Malaysia's Polling Day falls on May 9, a Wednesday.
Deputy Home Minister Nur Jazlan Mohamed said the department will be mobilising 350 officers to work during the general election, Malaysian media quoted him as saying on Sunday.
Southern Johor is linked to Singapore by the Causeway in Woodlands and the Tuas Checkpoint.
He said the officers will be deployed to both the Sultan Iskandar Customs, Immigration and Quarantine (CIQ) complex at the Causeway and the Sultan Abu Bakar CIQ complex on the Tuas side.
"We do expect congestion as it is something that we are still working on, especially during special occasions and festivities, as traffic volumes might increase during this period," said Datuk Seri Nur Jazlan, as reported by Bernama news agency.
He said traffic congestion along both checkpoints is normal and does not happen only on Polling Day.
"I must stress here that the traffic congestion at both CIQs are not due to our immigration workforce not carrying out their duty, but due to the fact that vehicle volume entering Johor is extremely high," he added.
"Let us put it this way: If all counters are open, would it help to ease congestion? Sure, it might speed up the process but it would definitely not resolve the congestion that may extend to the highway later."
The Deputy Home Minister reminded Malaysians who are returning to vote to plan their trips carefully to avoid getting caught in the traffic snarl that might occur before and after Polling Day, Bernama reported.
Voting centres in Malaysia will be open from 8am to 5pm on Polling Day.
Meanwhile, Malaysia's Road Transport Department (JPJ) has dismissed as untrue a viral social media message that claimed Singapore vehicles not registered under Malaysia's vehicle entry permit (VEP) system from May 1 will be blocked from entering Peninsular Malaysia.
The claims are alarming as more than 400,000 Malaysians work in Singapore, and thousands of them are expected to drive Singapore-registered cars into Malaysia to vote. If the claims are true, then many could be turned back at the two Malaysian checkpoints in Johor.

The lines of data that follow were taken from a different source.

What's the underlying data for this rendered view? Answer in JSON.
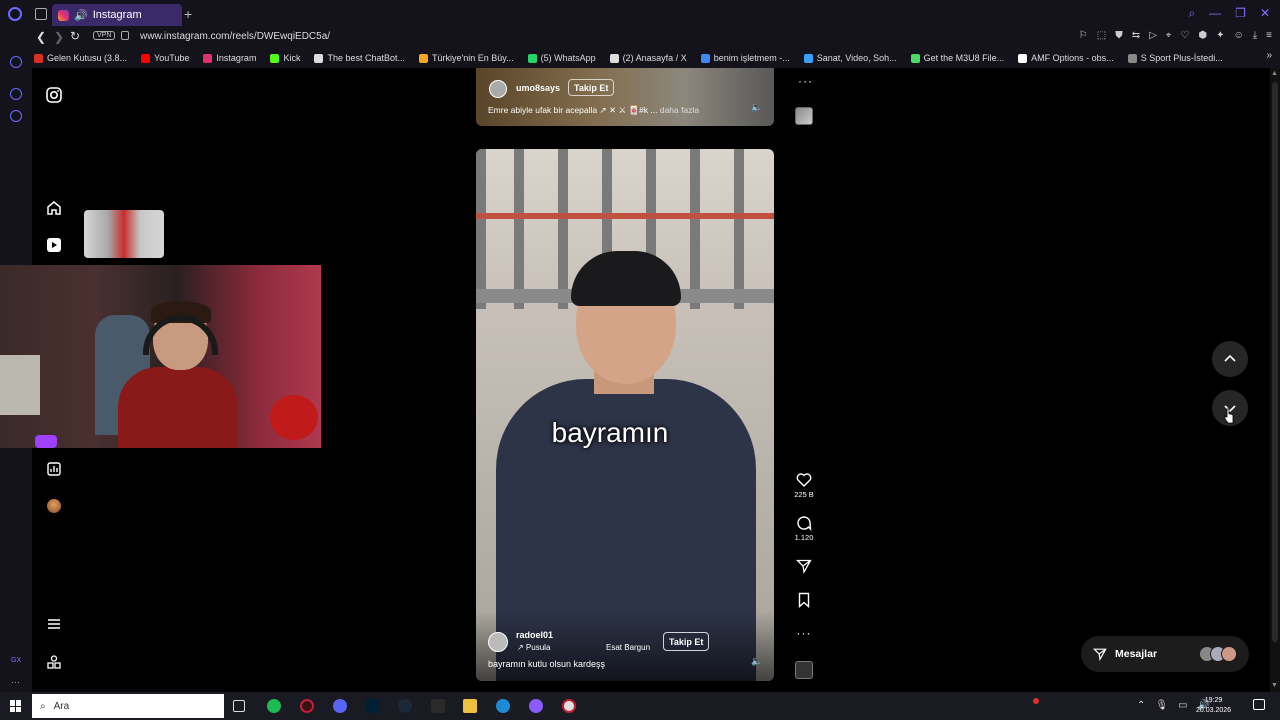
{
  "browser": {
    "tab_title": "Instagram",
    "url": "www.instagram.com/reels/DWEwqiEDC5a/",
    "vpn_label": "VPN",
    "bookmarks": [
      {
        "label": "Gelen Kutusu (3.8...",
        "color": "#d93025"
      },
      {
        "label": "YouTube",
        "color": "#ff0000"
      },
      {
        "label": "Instagram",
        "color": "#e1306c"
      },
      {
        "label": "Kick",
        "color": "#53fc18"
      },
      {
        "label": "The best ChatBot...",
        "color": "#dddddd"
      },
      {
        "label": "Türkiye'nin En Büy...",
        "color": "#f5a623"
      },
      {
        "label": "(5) WhatsApp",
        "color": "#25d366"
      },
      {
        "label": "(2) Anasayfa / X",
        "color": "#dddddd"
      },
      {
        "label": "benim işletmem -...",
        "color": "#4285f4"
      },
      {
        "label": "Sanat, Video, Soh...",
        "color": "#3aa0ff"
      },
      {
        "label": "Get the M3U8 File...",
        "color": "#4cd964"
      },
      {
        "label": "AMF Options - obs...",
        "color": "#ffffff"
      },
      {
        "label": "S Sport Plus-İstedi...",
        "color": "#888888"
      }
    ]
  },
  "reel_top": {
    "username": "umo8says",
    "follow_label": "Takip Et",
    "caption": "Emre abiyle ufak bir acepalla ↗ ✕ ⚔ 🀄#k ...",
    "caption_more": "daha fazla"
  },
  "reel_main": {
    "overlay_text": "bayramın",
    "username": "radoel01",
    "audio_label": "↗ Pusula",
    "audio_artist": "Esat Bargun",
    "follow_label": "Takip Et",
    "caption": "bayramın kutlu olsun kardeşş"
  },
  "actions": {
    "likes": "225 B",
    "comments": "1.120"
  },
  "messages": {
    "label": "Mesajlar"
  },
  "taskbar": {
    "search_placeholder": "Ara",
    "time": "19:29",
    "date": "20.03.2026"
  },
  "colors": {
    "background": "#000000",
    "chrome": "#14121a",
    "accent": "#6a6cff"
  }
}
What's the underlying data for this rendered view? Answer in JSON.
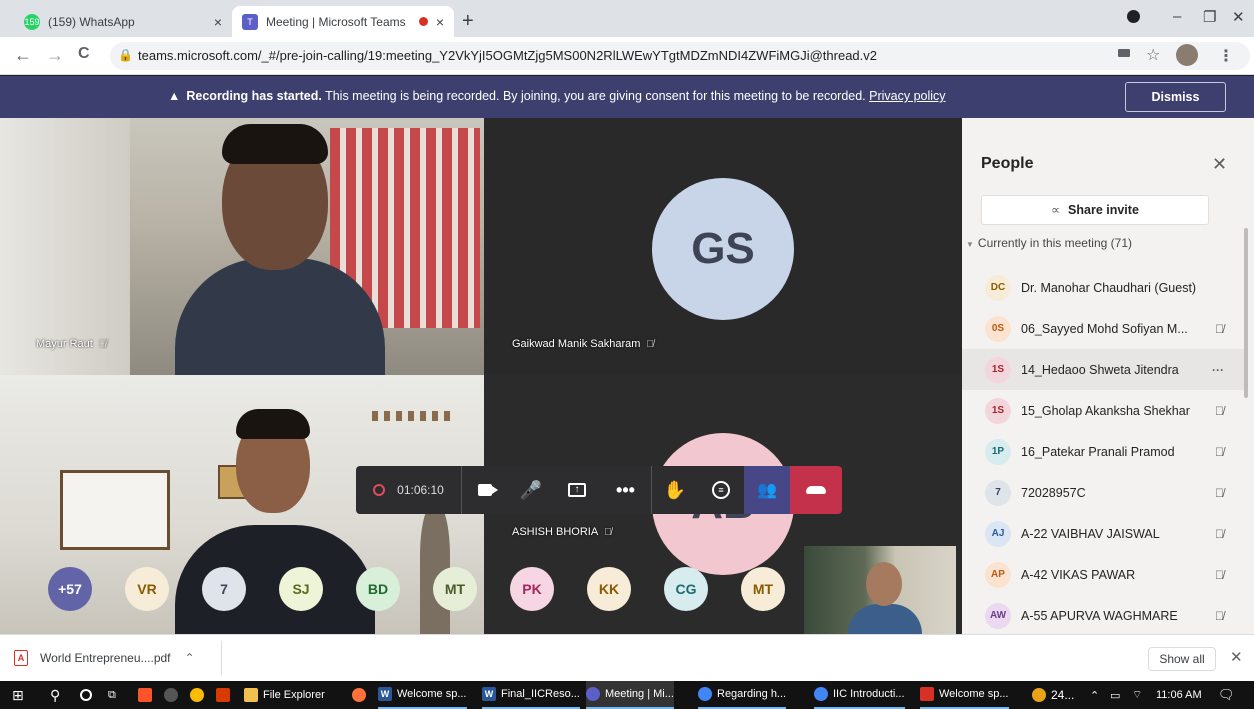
{
  "browser": {
    "tabs": [
      {
        "title": "(159) WhatsApp",
        "badge": "159",
        "close": "×"
      },
      {
        "title": "Meeting | Microsoft Teams",
        "close": "×"
      }
    ],
    "new_tab": "+",
    "url": "teams.microsoft.com/_#/pre-join-calling/19:meeting_Y2VkYjI5OGMtZjg5MS00N2RlLWEwYTgtMDZmNDI4ZWFiMGJi@thread.v2",
    "window_controls": {
      "minimize": "–",
      "maximize": "❐",
      "close": "✕"
    },
    "nav": {
      "back": "←",
      "forward": "→",
      "reload": "C"
    }
  },
  "banner": {
    "icon": "▲",
    "bold": "Recording has started.",
    "text": " This meeting is being recorded. By joining, you are giving consent for this meeting to be recorded. ",
    "link": "Privacy policy",
    "dismiss": "Dismiss"
  },
  "stage": {
    "tiles": [
      {
        "name": "Mayur Raut"
      },
      {
        "name": "Gaikwad Manik Sakharam",
        "initials": "GS"
      },
      {
        "name": ""
      },
      {
        "name": "ASHISH BHORIA",
        "initials": "AB"
      }
    ],
    "roster_circles": [
      "+57",
      "VR",
      "7",
      "SJ",
      "BD",
      "MT",
      "PK",
      "KK",
      "CG",
      "MT"
    ]
  },
  "controls": {
    "timer": "01:06:10"
  },
  "people": {
    "title": "People",
    "share_label": "Share invite",
    "section": "Currently in this meeting (71)",
    "list": [
      {
        "initials": "DC",
        "name": "Dr. Manohar Chaudhari (Guest)",
        "bg": "#f6ecd8",
        "fg": "#8a5a00",
        "mic": ""
      },
      {
        "initials": "0S",
        "name": "06_Sayyed Mohd Sofiyan M...",
        "bg": "#fbe3d0",
        "fg": "#b85c15",
        "mic": "muted"
      },
      {
        "initials": "1S",
        "name": "14_Hedaoo Shweta Jitendra",
        "bg": "#f3d6dc",
        "fg": "#a4262c",
        "mic": "more"
      },
      {
        "initials": "1S",
        "name": "15_Gholap Akanksha Shekhar",
        "bg": "#f3d6dc",
        "fg": "#a4262c",
        "mic": "muted"
      },
      {
        "initials": "1P",
        "name": "16_Patekar Pranali Pramod",
        "bg": "#d6ecef",
        "fg": "#1b6b74",
        "mic": "muted"
      },
      {
        "initials": "7",
        "name": "72028957C",
        "bg": "#dfe3ea",
        "fg": "#3d4456",
        "mic": "muted"
      },
      {
        "initials": "AJ",
        "name": "A-22 VAIBHAV JAISWAL",
        "bg": "#dbe6f5",
        "fg": "#2d5aa1",
        "mic": "muted"
      },
      {
        "initials": "AP",
        "name": "A-42 VIKAS PAWAR",
        "bg": "#fbe3d0",
        "fg": "#b85c15",
        "mic": "muted"
      },
      {
        "initials": "AW",
        "name": "A-55 APURVA WAGHMARE",
        "bg": "#ead9f0",
        "fg": "#6b3f85",
        "mic": "muted"
      }
    ]
  },
  "download": {
    "file": "World Entrepreneu....pdf",
    "show_all": "Show all",
    "close": "✕"
  },
  "taskbar": {
    "items": [
      {
        "label": "File Explorer",
        "color": "#f2c14e"
      },
      {
        "label": "Welcome sp...",
        "color": "#2b579a"
      },
      {
        "label": "Final_IICReso...",
        "color": "#2b579a"
      },
      {
        "label": "Meeting | Mi...",
        "color": "#5b5fc7"
      },
      {
        "label": "Regarding h...",
        "color": "#4285f4"
      },
      {
        "label": "IIC Introducti...",
        "color": "#4285f4"
      },
      {
        "label": "Welcome sp...",
        "color": "#d93025"
      }
    ],
    "weather": "24...",
    "time": "11:06 AM"
  },
  "colors": {
    "banner": "#3d3f6e",
    "people_active": "#474787",
    "hangup": "#c4314b"
  }
}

Malaysia announced in October last year that all foreign-registered vehicles entering Malaysia will soon require a RM25 (S$8.50) VEP tag, on top of existing road charges.
The VEP tag is fitted with radio-frequency identification technology and will be integrated with a cashless payment system developed by Touch 'n Go, the operator that collects road charges.
The JPJ said on Sunday that there is no such compulsory registration being conducted as the VEP system is undergoing tests.
"The VEP is still undergoing tests and the system's stability and completeness need to be verified before full implementation.
"Therefore, we would like to stress that, at this time, vehicles from outside the country or from Singapore won't be blocked although they are not registered yet under the VEP," it said.